TASK: From the first line to the last, return the data exactly as it stands.

==================================================

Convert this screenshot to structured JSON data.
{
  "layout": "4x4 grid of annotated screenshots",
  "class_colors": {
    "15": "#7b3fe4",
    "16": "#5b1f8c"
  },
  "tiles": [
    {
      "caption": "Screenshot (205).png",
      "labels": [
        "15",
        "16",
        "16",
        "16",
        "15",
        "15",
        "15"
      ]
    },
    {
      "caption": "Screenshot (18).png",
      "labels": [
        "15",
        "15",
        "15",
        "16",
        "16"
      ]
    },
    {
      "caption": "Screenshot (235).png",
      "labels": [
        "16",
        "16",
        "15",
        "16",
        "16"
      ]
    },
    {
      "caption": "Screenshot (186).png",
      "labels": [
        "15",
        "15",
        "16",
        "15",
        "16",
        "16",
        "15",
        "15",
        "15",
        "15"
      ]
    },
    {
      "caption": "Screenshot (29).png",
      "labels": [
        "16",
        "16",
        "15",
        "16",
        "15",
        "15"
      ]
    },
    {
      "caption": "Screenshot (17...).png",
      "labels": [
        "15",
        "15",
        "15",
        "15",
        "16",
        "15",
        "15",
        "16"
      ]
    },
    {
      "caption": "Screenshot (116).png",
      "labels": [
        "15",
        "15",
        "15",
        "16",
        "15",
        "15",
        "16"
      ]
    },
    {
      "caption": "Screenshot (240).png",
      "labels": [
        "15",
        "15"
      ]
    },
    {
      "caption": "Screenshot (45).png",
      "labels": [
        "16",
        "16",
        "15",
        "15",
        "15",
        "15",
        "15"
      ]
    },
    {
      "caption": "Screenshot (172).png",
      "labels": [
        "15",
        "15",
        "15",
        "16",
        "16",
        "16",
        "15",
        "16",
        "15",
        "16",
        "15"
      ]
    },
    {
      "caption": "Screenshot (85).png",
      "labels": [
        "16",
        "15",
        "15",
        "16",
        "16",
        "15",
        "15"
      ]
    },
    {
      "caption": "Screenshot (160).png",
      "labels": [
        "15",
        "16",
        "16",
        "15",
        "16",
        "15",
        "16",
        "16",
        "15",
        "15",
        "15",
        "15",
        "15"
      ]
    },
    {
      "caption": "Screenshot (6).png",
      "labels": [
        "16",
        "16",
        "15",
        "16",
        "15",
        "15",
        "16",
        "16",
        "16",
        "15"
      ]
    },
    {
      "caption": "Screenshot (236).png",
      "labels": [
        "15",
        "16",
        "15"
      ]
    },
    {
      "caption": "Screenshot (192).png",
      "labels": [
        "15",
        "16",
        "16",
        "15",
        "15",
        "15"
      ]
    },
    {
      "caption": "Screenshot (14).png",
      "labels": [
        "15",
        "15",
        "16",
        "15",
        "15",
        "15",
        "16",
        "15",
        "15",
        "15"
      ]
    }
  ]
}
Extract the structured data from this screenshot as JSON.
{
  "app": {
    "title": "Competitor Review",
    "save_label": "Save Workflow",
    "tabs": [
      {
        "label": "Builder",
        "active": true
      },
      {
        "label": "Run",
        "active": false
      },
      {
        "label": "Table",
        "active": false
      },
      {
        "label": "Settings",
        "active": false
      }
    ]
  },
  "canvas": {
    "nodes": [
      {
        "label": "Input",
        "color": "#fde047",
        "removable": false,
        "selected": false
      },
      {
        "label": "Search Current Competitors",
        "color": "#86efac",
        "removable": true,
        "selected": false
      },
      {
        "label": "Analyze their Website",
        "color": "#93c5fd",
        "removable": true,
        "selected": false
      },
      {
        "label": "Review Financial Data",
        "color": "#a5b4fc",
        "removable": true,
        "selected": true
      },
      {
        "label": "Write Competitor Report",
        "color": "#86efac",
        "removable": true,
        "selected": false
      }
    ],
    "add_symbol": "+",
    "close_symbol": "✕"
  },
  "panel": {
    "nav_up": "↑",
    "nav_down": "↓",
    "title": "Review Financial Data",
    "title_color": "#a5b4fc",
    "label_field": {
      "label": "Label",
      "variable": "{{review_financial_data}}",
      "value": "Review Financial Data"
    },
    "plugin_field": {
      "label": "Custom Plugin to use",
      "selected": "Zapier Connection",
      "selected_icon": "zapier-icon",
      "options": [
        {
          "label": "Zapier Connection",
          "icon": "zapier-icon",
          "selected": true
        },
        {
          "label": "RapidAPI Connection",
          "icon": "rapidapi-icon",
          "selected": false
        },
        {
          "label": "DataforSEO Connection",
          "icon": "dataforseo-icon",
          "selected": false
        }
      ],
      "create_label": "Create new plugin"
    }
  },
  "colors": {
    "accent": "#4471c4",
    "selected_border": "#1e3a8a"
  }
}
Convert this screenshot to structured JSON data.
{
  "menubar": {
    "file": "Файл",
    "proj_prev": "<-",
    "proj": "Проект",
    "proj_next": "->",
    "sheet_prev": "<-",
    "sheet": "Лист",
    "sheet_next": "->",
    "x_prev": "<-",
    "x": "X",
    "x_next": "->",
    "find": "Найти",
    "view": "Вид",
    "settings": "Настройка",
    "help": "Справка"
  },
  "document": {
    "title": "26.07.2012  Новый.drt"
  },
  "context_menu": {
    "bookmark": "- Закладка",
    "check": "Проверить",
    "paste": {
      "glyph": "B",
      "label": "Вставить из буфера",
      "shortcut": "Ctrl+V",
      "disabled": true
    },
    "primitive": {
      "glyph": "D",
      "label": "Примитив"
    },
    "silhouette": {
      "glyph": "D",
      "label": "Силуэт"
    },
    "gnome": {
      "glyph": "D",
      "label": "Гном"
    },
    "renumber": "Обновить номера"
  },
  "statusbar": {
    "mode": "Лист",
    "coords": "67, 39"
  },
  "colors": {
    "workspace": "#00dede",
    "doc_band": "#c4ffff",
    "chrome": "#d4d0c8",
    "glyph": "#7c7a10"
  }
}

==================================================

EXERCISE ANSWER:
Convert this screenshot to structured JSON data.
{
  "layout": "4x4 grid of annotated screenshots",
  "class_colors": {
    "15": "#7b3fe4",
    "16": "#5b1f8c"
  },
  "tiles": [
    {
      "caption": "Screenshot (205).png",
      "labels": [
        "15",
        "16",
        "16",
        "16",
        "15",
        "15",
        "15"
      ]
    },
    {
      "caption": "Screenshot (18).png",
      "labels": [
        "15",
        "15",
        "15",
        "16",
        "16"
      ]
    },
    {
      "caption": "Screenshot (235).png",
      "labels": [
        "16",
        "16",
        "15",
        "16",
        "16"
      ]
    },
    {
      "caption": "Screenshot (186).png",
      "labels": [
        "15",
        "15",
        "16",
        "15",
        "16",
        "16",
        "15",
        "15",
        "15",
        "15"
      ]
    },
    {
      "caption": "Screenshot (29).png",
      "labels": [
        "16",
        "16",
        "15",
        "16",
        "15",
        "15"
      ]
    },
    {
      "caption": "Screenshot (17...).png",
      "labels": [
        "15",
        "15",
        "15",
        "15",
        "16",
        "15",
        "15",
        "16"
      ]
    },
    {
      "caption": "Screenshot (116).png",
      "labels": [
        "15",
        "15",
        "15",
        "16",
        "15",
        "15",
        "16"
      ]
    },
    {
      "caption": "Screenshot (240).png",
      "labels": [
        "15",
        "15"
      ]
    },
    {
      "caption": "Screenshot (45).png",
      "labels": [
        "16",
        "16",
        "15",
        "15",
        "15",
        "15",
        "15"
      ]
    },
    {
      "caption": "Screenshot (172).png",
      "labels": [
        "15",
        "15",
        "15",
        "16",
        "16",
        "16",
        "15",
        "16",
        "15",
        "16",
        "15"
      ]
    },
    {
      "caption": "Screenshot (85).png",
      "labels": [
        "16",
        "15",
        "15",
        "16",
        "16",
        "15",
        "15"
      ]
    },
    {
      "caption": "Screenshot (160).png",
      "labels": [
        "15",
        "16",
        "16",
        "15",
        "16",
        "15",
        "16",
        "16",
        "15",
        "15",
        "15",
        "15",
        "15"
      ]
    },
    {
      "caption": "Screenshot (6).png",
      "labels": [
        "16",
        "16",
        "15",
        "16",
        "15",
        "15",
        "16",
        "16",
        "16",
        "15"
      ]
    },
    {
      "caption": "Screenshot (236).png",
      "labels": [
        "15",
        "16",
        "15"
      ]
    },
    {
      "caption": "Screenshot (192).png",
      "labels": [
        "15",
        "16",
        "16",
        "15",
        "15",
        "15"
      ]
    },
    {
      "caption": "Screenshot (14).png",
      "labels": [
        "15",
        "15",
        "16",
        "15",
        "15",
        "15",
        "16",
        "15",
        "15",
        "15"
      ]
    }
  ]
}
Extract the structured data from this screenshot as JSON.
{
  "app": {
    "title": "Competitor Review",
    "save_label": "Save Workflow",
    "tabs": [
      {
        "label": "Builder",
        "active": true
      },
      {
        "label": "Run",
        "active": false
      },
      {
        "label": "Table",
        "active": false
      },
      {
        "label": "Settings",
        "active": false
      }
    ]
  },
  "canvas": {
    "nodes": [
      {
        "label": "Input",
        "color": "#fde047",
        "removable": false,
        "selected": false
      },
      {
        "label": "Search Current Competitors",
        "color": "#86efac",
        "removable": true,
        "selected": false
      },
      {
        "label": "Analyze their Website",
        "color": "#93c5fd",
        "removable": true,
        "selected": false
      },
      {
        "label": "Review Financial Data",
        "color": "#a5b4fc",
        "removable": true,
        "selected": true
      },
      {
        "label": "Write Competitor Report",
        "color": "#86efac",
        "removable": true,
        "selected": false
      }
    ],
    "add_symbol": "+",
    "close_symbol": "✕"
  },
  "panel": {
    "nav_up": "↑",
    "nav_down": "↓",
    "title": "Review Financial Data",
    "title_color": "#a5b4fc",
    "label_field": {
      "label": "Label",
      "variable": "{{review_financial_data}}",
      "value": "Review Financial Data"
    },
    "plugin_field": {
      "label": "Custom Plugin to use",
      "selected": "Zapier Connection",
      "selected_icon": "zapier-icon",
      "options": [
        {
          "label": "Zapier Connection",
          "icon": "zapier-icon",
          "selected": true
        },
        {
          "label": "RapidAPI Connection",
          "icon": "rapidapi-icon",
          "selected": false
        },
        {
          "label": "DataforSEO Connection",
          "icon": "dataforseo-icon",
          "selected": false
        }
      ],
      "create_label": "Create new plugin"
    }
  },
  "colors": {
    "accent": "#4471c4",
    "selected_border": "#1e3a8a"
  }
}
Convert this screenshot to structured JSON data.
{
  "menubar": {
    "file": "Файл",
    "proj_prev": "<-",
    "proj": "Проект",
    "proj_next": "->",
    "sheet_prev": "<-",
    "sheet": "Лист",
    "sheet_next": "->",
    "x_prev": "<-",
    "x": "X",
    "x_next": "->",
    "find": "Найти",
    "view": "Вид",
    "settings": "Настройка",
    "help": "Справка"
  },
  "document": {
    "title": "26.07.2012  Новый.drt"
  },
  "context_menu": {
    "bookmark": "- Закладка",
    "check": "Проверить",
    "paste": {
      "glyph": "B",
      "label": "Вставить из буфера",
      "shortcut": "Ctrl+V",
      "disabled": true
    },
    "primitive": {
      "glyph": "D",
      "label": "Примитив"
    },
    "silhouette": {
      "glyph": "D",
      "label": "Силуэт"
    },
    "gnome": {
      "glyph": "D",
      "label": "Гном"
    },
    "renumber": "Обновить номера"
  },
  "statusbar": {
    "mode": "Лист",
    "coords": "67, 39"
  },
  "colors": {
    "workspace": "#00dede",
    "doc_band": "#c4ffff",
    "chrome": "#d4d0c8",
    "glyph": "#7c7a10"
  }
}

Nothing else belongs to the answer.